The company makes heavy use of tools such as Slack and Zoom for collaboration and keeping employees connected, says Vandenberghe. All 31 employees participate in weekly video meetings via Zoom to get the latest company updates.
To help employees avoid feeling isolated, Chili Piper also rents employees space in coworking offices such as those operated by WeWork.
Lewis says the challenges remote workers face are often exacerbated by managers who haven’t been trained in managing people from a distance. Often, these managers may be skeptical that teleworkers are actually working.
“Some managers still believe teleworking is really a dodge for taking care of kids or goofing off,” he says.
This level of distrust can end up doing real harm to the relationship between remote workers and the company, says Lewis. Trained managers, in comparison, understand how to give remote workers the opportunity to demonstrate that they’re productive and successful, he says.
“It’s not about having creepy webcams to spy on these employees, but helping managers successfully lead remote teams,” says Lewis.
Remote workers should also be prepared to make changes on their own to combat feelings of isolation.
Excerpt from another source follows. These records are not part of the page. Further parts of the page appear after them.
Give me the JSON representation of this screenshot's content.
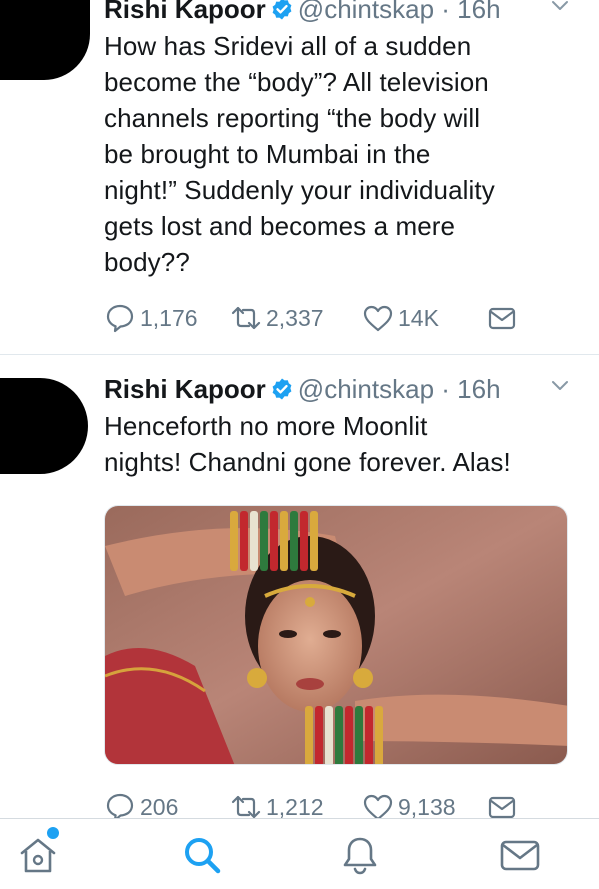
{
  "colors": {
    "text": "#14171a",
    "secondary": "#657786",
    "accent": "#1da1f2",
    "divider": "#e1e8ed"
  },
  "tweets": [
    {
      "author": "Rishi Kapoor",
      "verified": true,
      "handle": "@chintskap",
      "time": "· 16h",
      "text": "How has Sridevi all of a sudden\nbecome the “body”? All television\nchannels reporting  “the body will\nbe brought to Mumbai in the\nnight!” Suddenly your individuality\ngets lost and becomes a mere\nbody??",
      "replies": "1,176",
      "retweets": "2,337",
      "likes": "14K"
    },
    {
      "author": "Rishi Kapoor",
      "verified": true,
      "handle": "@chintskap",
      "time": "· 16h",
      "text": "Henceforth no more Moonlit\nnights! Chandni gone forever. Alas!",
      "media": "photo",
      "replies": "206",
      "retweets": "1,212",
      "likes": "9,138"
    }
  ],
  "tabbar": {
    "items": [
      "home-icon",
      "search-icon",
      "notifications-icon",
      "messages-icon"
    ],
    "active": "search-icon",
    "home_has_notification_dot": true
  }
}
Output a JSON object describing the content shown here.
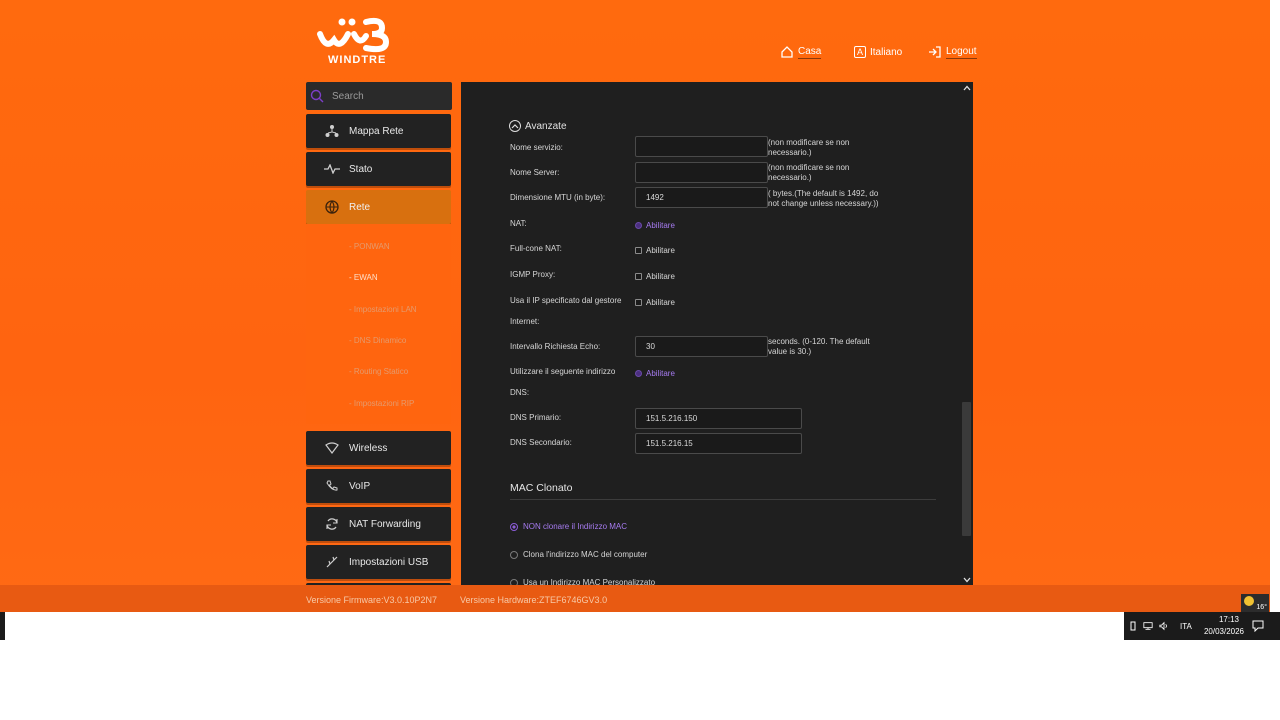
{
  "header": {
    "brand": "WINDTRE",
    "home_label": "Casa",
    "language_label": "Italiano",
    "language_icon_letter": "A",
    "logout_label": "Logout"
  },
  "sidebar": {
    "search_placeholder": "Search",
    "items": [
      {
        "label": "Mappa Rete",
        "icon": "network-map-icon"
      },
      {
        "label": "Stato",
        "icon": "pulse-icon"
      },
      {
        "label": "Rete",
        "icon": "globe-icon",
        "active": true
      },
      {
        "label": "Wireless",
        "icon": "wifi-icon"
      },
      {
        "label": "VoIP",
        "icon": "phone-icon"
      },
      {
        "label": "NAT Forwarding",
        "icon": "refresh-icon"
      },
      {
        "label": "Impostazioni USB",
        "icon": "usb-icon"
      }
    ],
    "submenu": [
      {
        "label": "- PONWAN"
      },
      {
        "label": "- EWAN",
        "active": true
      },
      {
        "label": "- Impostazioni LAN"
      },
      {
        "label": "- DNS Dinamico"
      },
      {
        "label": "- Routing Statico"
      },
      {
        "label": "- Impostazioni RIP"
      }
    ]
  },
  "main": {
    "section_title": "Avanzate",
    "fields": {
      "service_name": {
        "label": "Nome servizio:",
        "value": "",
        "note": "(non modificare se non necessario.)"
      },
      "server_name": {
        "label": "Nome Server:",
        "value": "",
        "note": "(non modificare se non necessario.)"
      },
      "mtu": {
        "label": "Dimensione MTU (in byte):",
        "value": "1492",
        "note": "( bytes.(The default is 1492, do not change unless necessary.))"
      },
      "nat": {
        "label": "NAT:",
        "option": "Abilitare",
        "checked": true
      },
      "full_cone_nat": {
        "label": "Full-cone NAT:",
        "option": "Abilitare",
        "checked": false
      },
      "igmp_proxy": {
        "label": "IGMP Proxy:",
        "option": "Abilitare",
        "checked": false
      },
      "isp_ip": {
        "label_line1": "Usa il IP specificato dal gestore",
        "label_line2": "Internet:",
        "option": "Abilitare",
        "checked": false
      },
      "echo_interval": {
        "label": "Intervallo Richiesta Echo:",
        "value": "30",
        "note": "seconds. (0-120. The default value is 30.)"
      },
      "use_dns": {
        "label_line1": "Utilizzare il seguente indirizzo",
        "label_line2": "DNS:",
        "option": "Abilitare",
        "checked": true
      },
      "dns_primary": {
        "label": "DNS Primario:",
        "value": "151.5.216.150"
      },
      "dns_secondary": {
        "label": "DNS Secondario:",
        "value": "151.5.216.15"
      }
    },
    "mac_clone": {
      "title": "MAC Clonato",
      "options": [
        {
          "label": "NON clonare il Indirizzo MAC",
          "selected": true
        },
        {
          "label": "Clona l'indirizzo MAC del computer",
          "selected": false
        },
        {
          "label": "Usa un Indirizzo MAC Personalizzato",
          "selected": false
        }
      ]
    }
  },
  "footer": {
    "firmware": "Versione Firmware:V3.0.10P2N7",
    "hardware": "Versione Hardware:ZTEF6746GV3.0"
  },
  "taskbar": {
    "weather_temp": "16°",
    "language": "ITA",
    "time": "17:13",
    "date": "20/03/2026"
  },
  "colors": {
    "brand_orange": "#ff6a0e",
    "panel_dark": "#1f1f1f",
    "active_menu": "#d8700f",
    "accent_purple": "#a67bf0"
  }
}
Schawbel says he learned to build in face-to-face meetups during each workday to ensure he wasn’t spending all of his hours alone in front of a screen.
“I started scheduling my days so I was regularly meeting other people, whether it was coffee with friends, lunches with clients or business partners, what-have-you,” he says. “I got very strict about blocking off time for those meetups, because it’s very easy to fall into that trap of working all the time without realizing you’re shutting yourself off from the outside world.”